WORK ITEM:
How many of the lines below contain the word "this"? Only the number is wanted.

BEGIN

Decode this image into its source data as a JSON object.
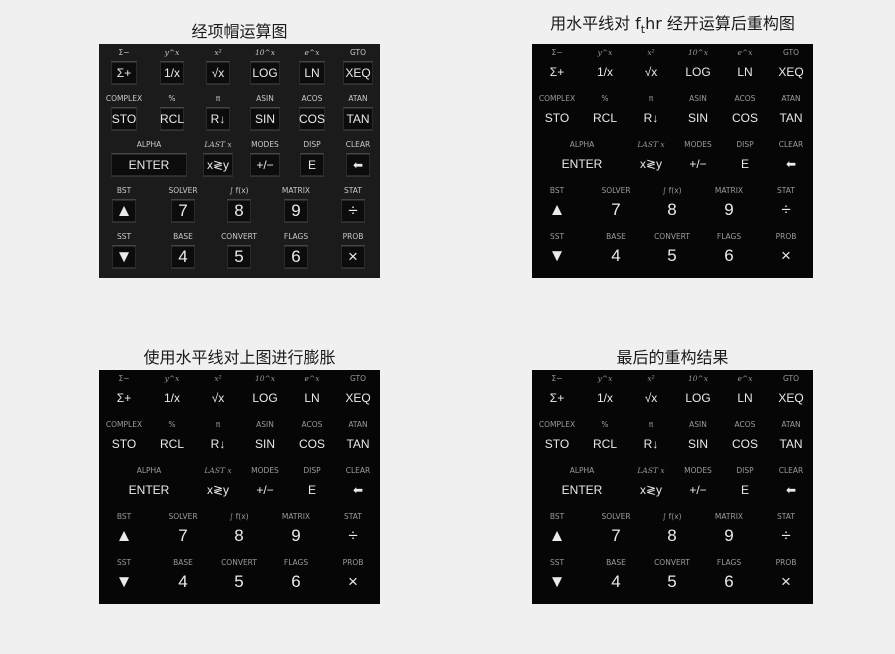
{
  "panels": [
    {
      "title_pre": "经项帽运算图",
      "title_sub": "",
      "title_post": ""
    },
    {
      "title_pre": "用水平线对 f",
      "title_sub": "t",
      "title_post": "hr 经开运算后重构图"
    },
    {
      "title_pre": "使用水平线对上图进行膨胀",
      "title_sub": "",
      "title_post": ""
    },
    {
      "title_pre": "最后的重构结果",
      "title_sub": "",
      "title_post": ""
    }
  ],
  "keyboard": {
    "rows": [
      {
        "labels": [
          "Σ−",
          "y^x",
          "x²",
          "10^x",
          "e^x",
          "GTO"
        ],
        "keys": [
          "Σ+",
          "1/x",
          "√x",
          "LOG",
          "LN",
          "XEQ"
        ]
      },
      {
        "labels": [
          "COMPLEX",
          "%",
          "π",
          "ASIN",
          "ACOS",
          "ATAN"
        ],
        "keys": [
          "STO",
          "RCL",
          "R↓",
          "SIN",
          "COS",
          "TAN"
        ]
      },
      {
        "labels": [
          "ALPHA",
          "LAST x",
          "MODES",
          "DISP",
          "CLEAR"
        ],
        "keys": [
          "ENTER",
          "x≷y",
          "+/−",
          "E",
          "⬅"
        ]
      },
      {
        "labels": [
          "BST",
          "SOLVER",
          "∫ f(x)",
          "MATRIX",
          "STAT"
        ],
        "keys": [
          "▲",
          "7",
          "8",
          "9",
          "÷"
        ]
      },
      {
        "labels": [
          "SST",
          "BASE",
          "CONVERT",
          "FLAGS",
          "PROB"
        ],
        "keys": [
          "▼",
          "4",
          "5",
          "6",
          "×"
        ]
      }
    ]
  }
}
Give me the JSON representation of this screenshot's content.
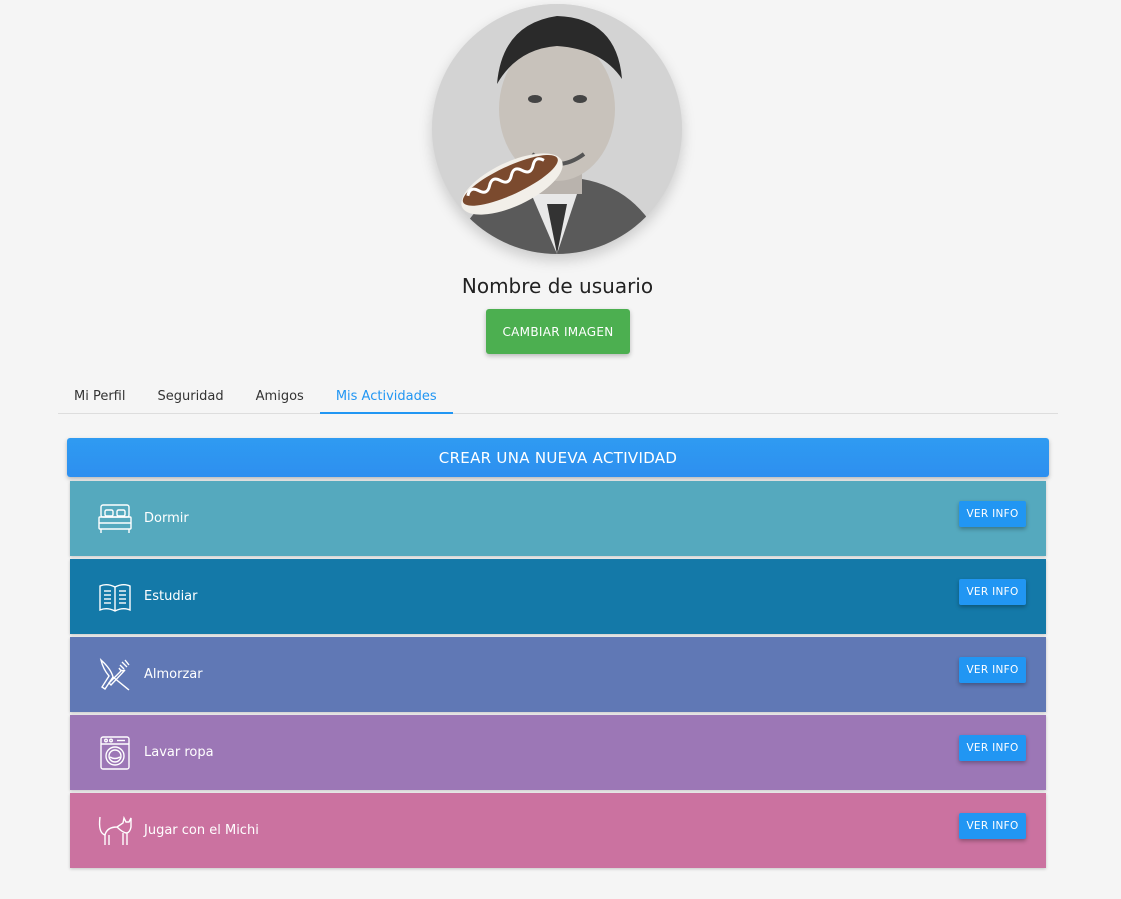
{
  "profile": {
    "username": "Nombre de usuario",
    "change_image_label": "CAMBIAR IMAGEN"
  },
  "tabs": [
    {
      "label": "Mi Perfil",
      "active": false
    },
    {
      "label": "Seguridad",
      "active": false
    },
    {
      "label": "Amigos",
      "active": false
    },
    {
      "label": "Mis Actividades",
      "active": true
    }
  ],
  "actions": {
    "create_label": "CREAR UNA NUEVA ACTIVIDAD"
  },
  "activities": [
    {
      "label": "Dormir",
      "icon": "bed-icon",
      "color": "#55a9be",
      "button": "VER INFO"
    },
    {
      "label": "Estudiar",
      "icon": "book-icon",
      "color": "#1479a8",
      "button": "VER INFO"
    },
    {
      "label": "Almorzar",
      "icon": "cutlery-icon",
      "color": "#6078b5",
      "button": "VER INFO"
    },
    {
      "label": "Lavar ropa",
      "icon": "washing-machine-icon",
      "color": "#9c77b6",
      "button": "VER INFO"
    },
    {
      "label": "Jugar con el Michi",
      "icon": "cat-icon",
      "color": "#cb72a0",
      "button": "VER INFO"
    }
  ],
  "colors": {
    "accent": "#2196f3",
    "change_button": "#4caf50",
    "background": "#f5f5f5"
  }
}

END

SOLUTION TO THE EXERCISE:
2